By: Tom Markowski, October 17, 2014, 12:00 am

Rochester Hills – Trishton Jackson needs no introduction to those at West Bloomfield, and to others in Oakland County who have seen him compete on the basketball court and the football field.

But there are games in a high school athlete’s career that that people remember, that stays with you next year and years after.

Jackson had that type of game on Friday as he accounted for seven touchdowns and 466 yards in total offense as West Bloomfield overwhelmed host Rochester Hills Stoney Creek 54-29 in an Oakland Activities Association Red Division game.

Jackson, a 6-3, 190-pound junior, is playing his first full season as coach Ron Bellamy’s starting quarterback. Jackson has played the position before but now this is his team. And the Lakers are in good hands.

   “His freshman year on varsity, he wasn’t ready,” Bellamy said. “But we knew he would be our guy down the road. He had a setback last year. We played him at receiver. This is his first year playing quarterback every game.

“It’s a maturation process. He doesn’t get too up. He doesn’t get down. His first two years he felt like he had to make a big play every play. What he’s doing now, he’s taking care of the ball.”

He also took care of the Cougars (4-4). Stoney Creek coach Brad Zube said he hasn’t coached against a quarterback quite like Jackson. Some comparisons can be made to Clarkston’s D.J. Zezula, who also competes in the OAA Red. Zezula has more savvy and is also a dual threat quarterback but doesn’t possess Jackson’s athleticism.

  Jackson posted video game numbers against a team that still had hopes for a playoff spot. He completed 13 of 19 attempts for 306 yards and three touchdowns. Jackson had 15 carries for 160 yards and four touchdowns. In the second half he had seven carries for 150 yards.

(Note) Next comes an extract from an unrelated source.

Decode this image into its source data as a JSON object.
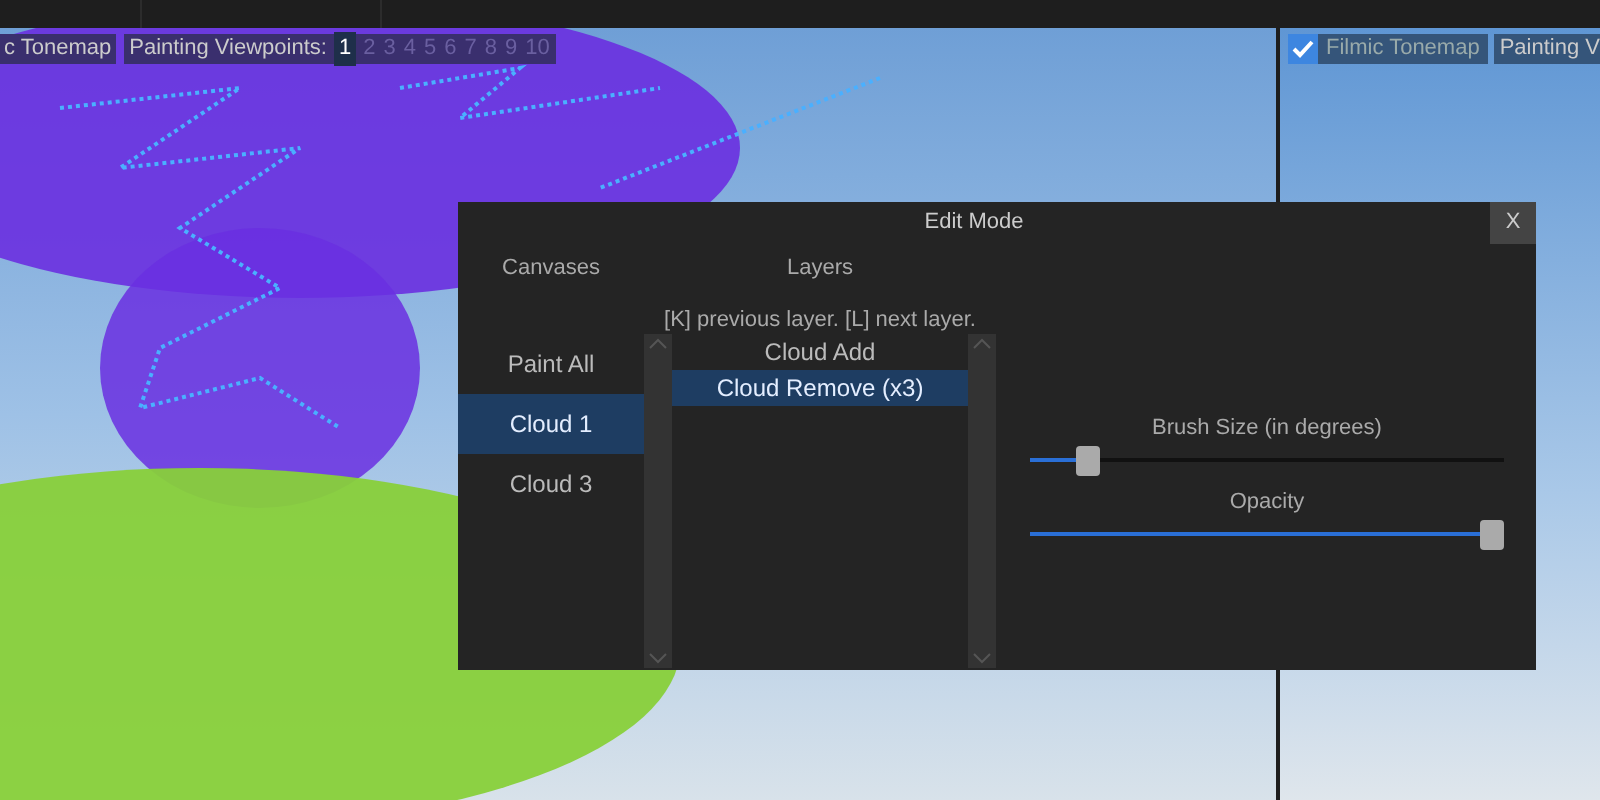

Jackson scored on runs of two, seven, 45 and 65 yards. Jackson’s first pass attempt was a 46-yard touchdown pass to Michael King three minutes into the game for a 7-0 lead. King had two defenders beat by a stride and never broke stride as Jackson’s toss landed softly in his hands.

As well as Jackson has played this season, and West Bloomfield wouldn’t be 7-1 without him, even this performance took Bellamy a bit by surprise.  But Jackson? No, he wasn’t surprised. He said he could have accounted for three more touchdowns had he played better.

“It was OK,” Jackson said. “I could do better.”

No one can question he can’t. Nevertheless, Jackson was outstanding on this night. He did not commit a turnover and showed leadership skills most often seen from a senior, not a 16-year-old.

Before this season Jackson was considered by many as a basketball player who also played football. Has that changed? Jackson is a Division I prospect in both sports and soon, not next month or six months from now, he’ll make a decision whether to play football in college or basketball. But for now he’s a Laker and looking for his team to make a run in the state playoffs.

“I’m just having fun,” he said. “I’m not satisfied just making the playoffs. We just got to play (our style). When we play our game, we’re unstoppable. Tonight we made too many mistakes. We don’t play like that.”

West Bloomfield was assessed a half dozen personal foul/unsportsmanlike penalties that, in a closer game, could cost them.

Bellamy said the penalties “were the ugly part” of the win but that those mistakes can be fixed.

Regardless, this was a step forward for the Lakers and Jackson. The next step will be to win a playoff game, something West Bloomfield has never tasted.